According to Sues et al. (2011), Daemonosaurus can be distinguished based on the following features:
- the skull is proportionately deep and narrow, with a short antorbital region
- the antorbital fenestra is nearly the same size as the external naris (possible autapomorphy)
- the long posterior process of the premaxilla almost contacts the anterior process of the lacrimal bone (possible autapomorphy)
- the ventral process of the lacrimal bone has a slender posterior projection extending along anterodorsal margin of the jugal bone
- the jugal is dorsoventrally deep and has a prominent lateral ridge; and the alveolar margin of the dentary is downturned at the symphysis
- the postorbital with anterolateral overhang over the orbit; and the prefrontal is large and occupies about 50% of the dorsal margin of the orbit
- the first two dentary teeth are large and procumbent; and the premaxillary and anterior maxillary teeth are much enlarged relative to the posterior maxillary teeth
- the third cervical vertebra has a deep, rimmed, ovoid pleurocoels on the anterolateral surfaces of both the centrum and the neural arch
Provenance and occurrence
The only specimen of Daemonosaurus was recovered at the Ghost Ranch (Whitaker) quarry at the Siltstone Member of the Chinle Formation in Rio Arriba County, New Mexico. Its remains were collected in the 1980s by E.H. Colbert in pebbly, calcareous conglomerate from the Rhaetian stage of the Triassic period, approximately 208 to 201 million years ago. This specimen is housed in the collection of the Carnegie Museum of Natural History, in Pittsburgh, Pennsylvania.
Fauna and habitat
Ghost Ranch was located close to the equator 200 million years ago, and had a warm, monsoon-like climate with heavy seasonal precipitation.
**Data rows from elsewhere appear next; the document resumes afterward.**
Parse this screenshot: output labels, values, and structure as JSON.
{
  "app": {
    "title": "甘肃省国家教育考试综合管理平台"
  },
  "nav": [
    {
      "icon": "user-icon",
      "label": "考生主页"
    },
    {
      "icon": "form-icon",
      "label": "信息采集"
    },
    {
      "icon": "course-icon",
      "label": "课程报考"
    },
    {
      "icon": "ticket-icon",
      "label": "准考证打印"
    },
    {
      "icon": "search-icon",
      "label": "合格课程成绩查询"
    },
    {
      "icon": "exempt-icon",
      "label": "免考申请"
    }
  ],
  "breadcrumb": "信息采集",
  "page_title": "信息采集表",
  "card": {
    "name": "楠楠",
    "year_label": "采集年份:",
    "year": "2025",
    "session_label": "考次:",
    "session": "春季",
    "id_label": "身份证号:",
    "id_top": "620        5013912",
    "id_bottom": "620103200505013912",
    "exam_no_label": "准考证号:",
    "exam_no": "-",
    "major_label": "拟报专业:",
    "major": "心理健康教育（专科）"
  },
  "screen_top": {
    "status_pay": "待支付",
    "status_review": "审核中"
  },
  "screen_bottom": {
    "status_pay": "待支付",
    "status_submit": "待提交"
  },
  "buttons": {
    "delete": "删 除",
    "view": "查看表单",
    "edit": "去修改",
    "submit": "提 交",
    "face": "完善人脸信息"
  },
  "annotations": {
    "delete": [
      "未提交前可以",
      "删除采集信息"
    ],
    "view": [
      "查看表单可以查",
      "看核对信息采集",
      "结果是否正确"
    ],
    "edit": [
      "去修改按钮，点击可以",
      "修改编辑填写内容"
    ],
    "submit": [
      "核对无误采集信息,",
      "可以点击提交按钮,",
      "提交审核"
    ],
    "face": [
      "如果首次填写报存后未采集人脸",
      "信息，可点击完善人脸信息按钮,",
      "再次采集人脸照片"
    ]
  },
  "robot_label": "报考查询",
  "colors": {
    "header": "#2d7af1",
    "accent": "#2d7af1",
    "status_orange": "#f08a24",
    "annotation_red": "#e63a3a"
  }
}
Whitaker Quarry, at Ghost Ranch, New Mexico, was the paleoenvironment for a diverse collection of rhynchocephalians, like Whitakersaurus, archosauromorphs and archosaurs, parasuchid reptiles like Redondasaurus, crocodilians like Hesperosuchus, pseudosuchians like Effigia, the dinosauromorph Eucoelophysis, and the dinosaur Coelophysis.
The multitude of specimens deposited so closely together at Ghost Ranch was probably the result of a flash flood event. Such flooding was commonplace during this period of the Earth's history and, indeed, the nearby Petrified Forest of Arizona is the result of a preserved log jam of tree trunks that were caught in one such flood. In 1989, Colbert noted that the Daemonosaurus specimen and several Coelophysis specimens were washed into a small pond, where they drowned and were buried by a sheet flood event from a nearby river."
- Hans-Dieter Sues; Sterling J. Nesbitt; David S. Berman & Amy C. Henrici (2011). "A late-surviving basal theropod dinosaur from the latest Triassic of North America". Proceedings of the Royal Society B. 278 (1723): 3459–3464. doi:10.1098/rspb.2011.0410. PMC . PMID 21490016.
- Choi, C.Q. (12 April 2011). "T. Rex had a toothy ancestor that couldn't cut it". Live Science. Retrieved 12 April 2011.
- "Daemonosaurus". DinoChecker.com. Retrieved 5 May 2013.
- "Missing link ties older to newer dinosaurs". CBS News. Retrieved 2011-04-14.
- H.D. Sues, S. J. Nesbitt, D. S. Berman and A. C. Henrici. 2011. A late-surviving basal theropod dinosaur from the latest Triassic of North America. Proceedings of the Royal Society B 278:3459-3464
- E. H. Colbert. 1989. The Triassic dinosaur Coelophysis. Museum of Northern Arizona Bulletin 57:1-174